Jeannie Boutelle works in sales and marketing in food, wine and travel. She is based in Chicago, is a wine writer and educator and has a blog Traveling By The Glass. This is her (unedited) entry in our sustainability heroes writing competition. See this guide to the entries so far published.
Time flies! Two years ago, when I submitted an entry for the summer 2018 writing competition, I was just starting at Eataly Chicago, June 2018. Gosh, I feel like I have been living dog years, because it seems like 10 years since then, with all the world events that have gone on and the sorry state that my home country, the US is in right now. Walking into the wine store was one of my happy places. I put all the anxiety about the state of things aside and focused on the guests in the store and the wines, whether setting up a display, restocking the shelf or teaching a class. Pre-COVID, the store was constantly abuzz with people and lots of them.
I took the job at Eataly to challenge myself, to learn more about the dizzying world of Italian wines which in turn would help with my WSET Diploma studies. The first few weeks were a blur. There were thousands of wines on the shelves organized by white, red, rose, sparkling, sweet and the still red and whites by region. I would go home with a headache from trying to remember as much as I could and get up to speed as quickly as possible (if there is something as getting up to speed in Italian wines). But the great thing about the shelves, was the variety of native grapes that were represented, particularly in regions like Piedmont, and the vast number of producers in regions like Tuscany. The challenge was trying to sort it all out. The 2 regions, that overtime, I seemed to find myself in or fielding questions on or sorting out the shelves were Piedmont and Tuscany. One other big attraction about working in the department was that although I was not a buyer of wines, we would still get to taste with producers if they were in the store during my shift. Many times, if the manager knew ahead of time and let us know, I would come in on a day off to meet the producer. The next best thing to being in Italy at a wine estate is tasting the wines with the producer leading you through them.
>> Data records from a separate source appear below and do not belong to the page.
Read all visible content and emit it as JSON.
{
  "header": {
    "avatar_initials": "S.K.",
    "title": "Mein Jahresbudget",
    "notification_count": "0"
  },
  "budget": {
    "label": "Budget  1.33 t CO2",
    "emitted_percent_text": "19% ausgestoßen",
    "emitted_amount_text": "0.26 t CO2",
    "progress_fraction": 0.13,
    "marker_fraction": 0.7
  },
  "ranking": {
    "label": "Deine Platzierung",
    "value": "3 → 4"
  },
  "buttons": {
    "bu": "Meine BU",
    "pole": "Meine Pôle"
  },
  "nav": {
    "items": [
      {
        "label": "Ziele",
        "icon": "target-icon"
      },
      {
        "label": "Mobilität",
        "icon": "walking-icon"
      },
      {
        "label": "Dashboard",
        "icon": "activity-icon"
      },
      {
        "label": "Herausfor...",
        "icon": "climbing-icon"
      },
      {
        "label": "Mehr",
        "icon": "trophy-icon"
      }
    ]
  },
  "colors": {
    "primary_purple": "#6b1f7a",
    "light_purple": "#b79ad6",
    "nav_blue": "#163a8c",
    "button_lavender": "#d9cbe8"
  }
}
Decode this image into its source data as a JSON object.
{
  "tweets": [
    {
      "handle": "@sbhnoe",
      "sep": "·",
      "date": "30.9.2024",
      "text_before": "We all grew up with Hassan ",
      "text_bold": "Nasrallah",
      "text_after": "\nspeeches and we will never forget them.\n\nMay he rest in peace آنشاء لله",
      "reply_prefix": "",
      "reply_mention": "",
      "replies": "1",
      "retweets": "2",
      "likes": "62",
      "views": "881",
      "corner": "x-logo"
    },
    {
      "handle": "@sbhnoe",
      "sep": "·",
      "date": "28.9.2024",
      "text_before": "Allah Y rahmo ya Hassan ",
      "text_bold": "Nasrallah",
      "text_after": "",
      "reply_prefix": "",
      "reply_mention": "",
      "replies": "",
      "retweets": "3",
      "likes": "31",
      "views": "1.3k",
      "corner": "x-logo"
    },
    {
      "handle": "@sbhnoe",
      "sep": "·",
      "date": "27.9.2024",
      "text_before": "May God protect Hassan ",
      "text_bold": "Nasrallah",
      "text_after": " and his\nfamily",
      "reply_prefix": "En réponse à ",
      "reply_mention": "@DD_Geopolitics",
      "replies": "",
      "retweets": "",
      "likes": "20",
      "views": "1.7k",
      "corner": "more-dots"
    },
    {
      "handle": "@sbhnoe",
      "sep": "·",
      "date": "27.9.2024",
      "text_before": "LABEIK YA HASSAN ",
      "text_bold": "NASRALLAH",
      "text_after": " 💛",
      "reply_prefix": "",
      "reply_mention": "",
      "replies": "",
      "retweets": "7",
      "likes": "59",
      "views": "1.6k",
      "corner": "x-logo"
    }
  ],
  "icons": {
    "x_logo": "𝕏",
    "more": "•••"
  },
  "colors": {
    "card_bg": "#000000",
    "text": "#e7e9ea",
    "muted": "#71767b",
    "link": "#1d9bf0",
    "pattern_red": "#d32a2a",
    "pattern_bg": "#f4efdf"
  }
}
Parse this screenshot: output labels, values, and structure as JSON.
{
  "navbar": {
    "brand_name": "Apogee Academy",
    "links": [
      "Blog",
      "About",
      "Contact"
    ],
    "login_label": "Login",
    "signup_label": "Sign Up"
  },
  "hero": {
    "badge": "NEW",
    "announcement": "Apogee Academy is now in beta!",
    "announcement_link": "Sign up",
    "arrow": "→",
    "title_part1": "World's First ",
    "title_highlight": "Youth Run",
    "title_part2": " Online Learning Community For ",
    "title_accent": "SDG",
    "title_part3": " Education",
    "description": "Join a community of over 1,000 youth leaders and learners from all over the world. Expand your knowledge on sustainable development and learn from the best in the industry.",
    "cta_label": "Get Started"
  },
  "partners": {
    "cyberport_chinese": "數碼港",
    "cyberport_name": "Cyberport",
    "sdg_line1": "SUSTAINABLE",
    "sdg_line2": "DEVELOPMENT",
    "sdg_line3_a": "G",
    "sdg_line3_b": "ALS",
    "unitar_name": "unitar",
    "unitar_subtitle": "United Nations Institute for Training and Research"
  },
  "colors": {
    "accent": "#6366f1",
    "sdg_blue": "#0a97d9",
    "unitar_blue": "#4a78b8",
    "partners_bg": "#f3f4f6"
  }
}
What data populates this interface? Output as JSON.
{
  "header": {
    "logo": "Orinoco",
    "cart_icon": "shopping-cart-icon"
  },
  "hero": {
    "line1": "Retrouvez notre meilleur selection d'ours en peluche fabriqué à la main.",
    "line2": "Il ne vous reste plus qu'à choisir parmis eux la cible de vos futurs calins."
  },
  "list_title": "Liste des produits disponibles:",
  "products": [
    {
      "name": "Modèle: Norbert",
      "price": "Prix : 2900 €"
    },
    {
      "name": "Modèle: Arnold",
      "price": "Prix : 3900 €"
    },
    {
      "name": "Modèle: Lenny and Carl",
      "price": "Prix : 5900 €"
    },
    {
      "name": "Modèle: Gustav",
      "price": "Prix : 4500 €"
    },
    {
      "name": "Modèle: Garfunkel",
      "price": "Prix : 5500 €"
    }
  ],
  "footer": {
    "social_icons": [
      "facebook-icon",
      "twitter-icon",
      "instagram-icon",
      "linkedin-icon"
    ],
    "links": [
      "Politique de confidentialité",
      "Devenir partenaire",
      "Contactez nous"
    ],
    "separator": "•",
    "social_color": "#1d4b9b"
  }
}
Well, even though my first week was an absolute whirlwind, I got to taste the wines of Salcheto Winery in Montepulciano with Michele Manelli, the owner (pictured above). We had a lot of his wines on the shelf. His bottles were distinctive with hands drawn on the label and the willow tree with a hand as its roots. (Salco, means willow tree and Salcheto is the name of a stream running through the estate.) He was very passionate about his sustainability efforts at the winery and with his long hair [now cut] and glasses looked like a college professor. I didn’t take very good notes but what I did take away was that Manelli was extremely focused on sustainability in all aspects of winemaking, from the vineyards to the cellar, focusing on minimizing inputs and in turn minimizing outputs. Salcheto was named Gambero Rosso 2014 Sustainable Winery of the Year. His vineyards are certified organic, and he practices biodynamic viticulture. The thing that stood out the most for me was their wine bottle which was unlike any other bottle on the shelf. Once you pick it up there is a world of difference in the weight, it is much lighter than any other bottle out there.
Salcheto was the first company in the world to have certified the carbon footprint of a bottle of wine (according to ISO 14064 standard, in 2011.) On their website is a CO2 calculator that indicates in a dynamic way, the emissions related to each bottle’s consumption, all the way through to the location where it was corked. The bottle style is called Bordolese Toscanella, reminiscent of the historical bottles used in Tuscany. It is the lightest and most ecologically friendly bottle on the market.
At the small, curated tasting bar within our department, the wine buyer had recently put Salcheto’s Vino Nobile di Montepulciano on the list. When I attended to guests at the wine bar counter that summer and gave them tastes of the wines we were pouring, I would have them pick up the Salcheto bottle and then compare its weight to one of the other bottles we were pouring. They always would be surprised at how much lighter it was. Most times, after tasting his wine, with such a fresh, approachable, clean style of Sangiovese (Prugnolo Gentile), they would pick his wine to drink. These bottles although so light did not break any more often than other bottles on the shelves. The wines were sitting in the Tuscan aisle not on a high traffic area display. If a bottle fell on the floor it broke (unlike what I call miracle bottles that even if they fall on a concrete floor they don’t shatter) and very obviously the cases were a lot easier to unpack.
Little did I realize at the time, I was such a new employee, that Manelli is one of the leaders of framing a sustainability model for Italian wine. Having worked for Edible Chicago magazine, I had been immersed in organic food, food sustainability and food welfare. I was happy to see in joining the team at Eataly, how many of the producers from different regions were focused on diminishing use of pesticides and biodiversity. By the end of 2019, our department head had set aside a separate shelf to highlight some of the organic and natural wine producers. However, even without starting to research and get into more of the details, Salcheto immediately came to mind as a sustainable producer to focus on for this piece because he was evaluating sustainability at his winery in such a comprehensive way.
Salcheto produces an annual sustainability report that focuses on the winery’s carbon footprint, its water footprint and they are testing a tool called a biodiversity index. They have even adopted a welfare plan for their employees. This report follows a standard set by Equalitas, an organization formed to promote the sustainability of the agrifood and wine supply chains. Equalitas was founded in 2015 by Federdoc (the group that supports all the DOCGs, DOCs of Italy). Michele Manelli is Vice President of Equalitas. Their objective is to formulate an approach to sustainability built on social, environmental and economic pillars and to ultimately provide a model and branding that consumers can recognize as a standard of sustainable practices in Italian wine. CSQA, the leading Italian agrifood certification company, Gambero Rosso, Italy’s largest food and wine publisher and 3AVino, a financial company based on the wine industry were partners in the project.
Whenever a guest asked about a low sulfur wine or an organic wine, Salcheto was one of my ‘go to’ wines. The moment a guest picked up the Salcheto bottle and compared its weight to another bottle, the lightness of the bottle was its own subliminal messaging for sustainability in packaging. COVID and being furloughed, plus Unit 3 of the WSET Diploma, Still Wines of the Entire World (2021 test), lead to my looking at other wine selling opportunities in Chicago. As I close the chapter at Eataly Chicago, writing about one of my first producer experiences of many at the store, I am excited as I move onto selling wine for the largest wine retailer in Illinois, Binnys. I am happy to say that Salcheto and its distinctive bottle with its sustainable story is on their shelves.